== GOAL OF THE EXERCISE ==
Please copy each line below that contains the word "external".

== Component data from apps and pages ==
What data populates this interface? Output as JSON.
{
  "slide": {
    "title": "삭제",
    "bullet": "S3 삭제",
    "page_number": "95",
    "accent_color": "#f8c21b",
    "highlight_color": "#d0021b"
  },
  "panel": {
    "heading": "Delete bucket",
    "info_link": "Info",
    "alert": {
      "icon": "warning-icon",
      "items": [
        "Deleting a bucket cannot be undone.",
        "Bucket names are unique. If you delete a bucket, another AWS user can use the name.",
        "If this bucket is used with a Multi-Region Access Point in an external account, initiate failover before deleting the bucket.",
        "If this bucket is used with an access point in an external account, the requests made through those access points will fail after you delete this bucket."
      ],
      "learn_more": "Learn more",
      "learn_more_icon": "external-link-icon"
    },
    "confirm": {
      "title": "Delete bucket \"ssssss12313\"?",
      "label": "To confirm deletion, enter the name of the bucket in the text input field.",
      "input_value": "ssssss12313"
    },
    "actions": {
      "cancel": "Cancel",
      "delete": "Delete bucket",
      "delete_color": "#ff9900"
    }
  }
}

== ANSWER TO THE EXERCISE ==
        "If this bucket is used with a Multi-Region Access Point in an external account, initiate failover before deleting the bucket.",
        "If this bucket is used with an access point in an external account, the requests made through those access points will fail after you delete this bucket."
      "learn_more_icon": "external-link-icon"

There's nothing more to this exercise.